**You can vectorize**the implementation of logistic regression, so they can process an entire training set, that is implement a single elevation of grading descent with respect to an entire training set without using even a single explicit for loop.**Let's first**examine the four propagation steps of logistic regression. So, if you have M training examples, then to make a prediction on the first example, you need to compute Z.\( 𝑧^{(1)} = 𝑤^𝑇 𝑥^{(1)}+𝑏 \\ a^{(1)} = \sigma(𝑧^{(1)}) \\ 𝑧^{(2)} = 𝑤^𝑇 𝑥^{(2)}+𝑏 \\ a^{(2)} = \sigma(𝑧^{(2)}) \\ 𝑧^{(3)} = 𝑤^𝑇 𝑥^{(3)}+𝑏 \\ a^{(3)} = \sigma(𝑧^{(3)}) \\ \)

**The above code**tells how to compute Z and then the activation for three examples.**And you might need**to do this M times, if you have M training examples.**So in order**to carry out the four propagation step, that is to compute these predictions on our M training examples, there is a way to do so, without needing an explicit for loop.**First**, we defined a matrix capital X to be our training inputs, stacked together in different columns like shown below.**This**is a (N_{X}by M) matrix.**Using this matrix**we can compute \( Z = Z^{(1)} Z^{(2)} Z^{(3)} ... Z^{(n)}\) with one line of code. The matrix Z is a 1 by M matrix that's really a row vector.**Using matrix multiplication**\( Z = W^TX + b \) can be computed to obtain Z in one step.**The python command is :**z = np.dot(w.T, X) + B**Here W =**(N_{X}by 1), X is (N_{X}by M) and b is (1 by M), multiplication and addition gives Z (1 by M).**Now there is a subtlety in Python**, which is at here B is a real number or if you want to say you know 1x1 matrix, is just a normal real number.**But,**when you add this vector to this real number, Python automatically takes this real number B and expands it out to this 1XM row vector.**This is called broadcasting in Python.**

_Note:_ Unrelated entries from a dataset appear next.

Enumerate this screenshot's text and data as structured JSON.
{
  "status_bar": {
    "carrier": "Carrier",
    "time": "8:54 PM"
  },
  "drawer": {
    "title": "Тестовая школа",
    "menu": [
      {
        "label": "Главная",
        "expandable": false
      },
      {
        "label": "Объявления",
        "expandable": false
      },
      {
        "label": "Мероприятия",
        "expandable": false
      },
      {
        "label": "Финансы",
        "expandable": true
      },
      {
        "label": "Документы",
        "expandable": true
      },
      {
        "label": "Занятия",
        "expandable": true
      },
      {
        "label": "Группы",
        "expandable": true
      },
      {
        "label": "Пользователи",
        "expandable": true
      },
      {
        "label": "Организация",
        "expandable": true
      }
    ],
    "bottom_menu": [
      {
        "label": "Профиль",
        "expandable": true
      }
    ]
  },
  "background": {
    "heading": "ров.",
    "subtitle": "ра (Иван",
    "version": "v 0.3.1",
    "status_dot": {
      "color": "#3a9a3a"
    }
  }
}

**We can use vectorization**to also perform the gradient computations for all M training samples. To derive a very efficient implementation of logistic regression.**For the gradient computation**, the first step is to compute \( dz^{(1)} \) for the first example, which could be \( a^{(1)} - y^{(1)} \) and then \( dz^{(2)} = a^{(2)} - y^{(2)} \) and so on. And so on for all M training examples.**Lets define a new variable**, dZ is going to be \( dz^{(1)}, dz^{(2)}, ... , dz^{(m)} \). Again, all the D lowercase z variables stacked horizontally. So, this would be 1 by m matrix or alternatively a 'm' dimensional row vector.**Previously**, we'd already figured out how to compute A and Y as shown below and you can see for yourself that dz can be computed as just A minus Y because it's going to be equal to a1 - y1, a2 - y2, and so on.**So, with just one line of code**, you can compute all of this at the same time. By a simple matrix multiplication as shown below.**Now after dz**we compute dw_{1}, dw_{2}and db as shown in the below figure.**To compute dw**, we initialize dw to zero to a vector of zeroes. Then we still have to loop over examples where we have dw + = x_{1}* dz_{1}, for the first training example and so on.**The above code line**can vectorize the entire computation of dw in one line.**Similarly for the vectorize implementation**of db was doing is basically summing up, all of these dzs and then dividing by m. This can be done using just one line in python as: db = 1/m * np.sum(dz)**And so the gradient descent update**then would be you know W gets updated as w minus the learning rate times dw which was just computed above and B is update as B minus the learning rate times db.**Sometimes**it's pretty close to notice that it is an assignment, but I guess I haven't been totally consistent with that notation. But with this, you have just implemented a single elevation of gradient descent for logistic regression.**Now, I know I said**that we should get rid of explicit full loops whenever you can but if you want to implement multiple adjuration as a gradient descent then you still need a full loop over the number of iterations. So, if you want to have a thousand deliberations of gradient descent, you might still need a full loop over the iteration number.**There is an outermost**full loop like that then I don't think there is any way to get rid of that full loop.**A technique in python**which makes our code easy for implementation is called broadcasting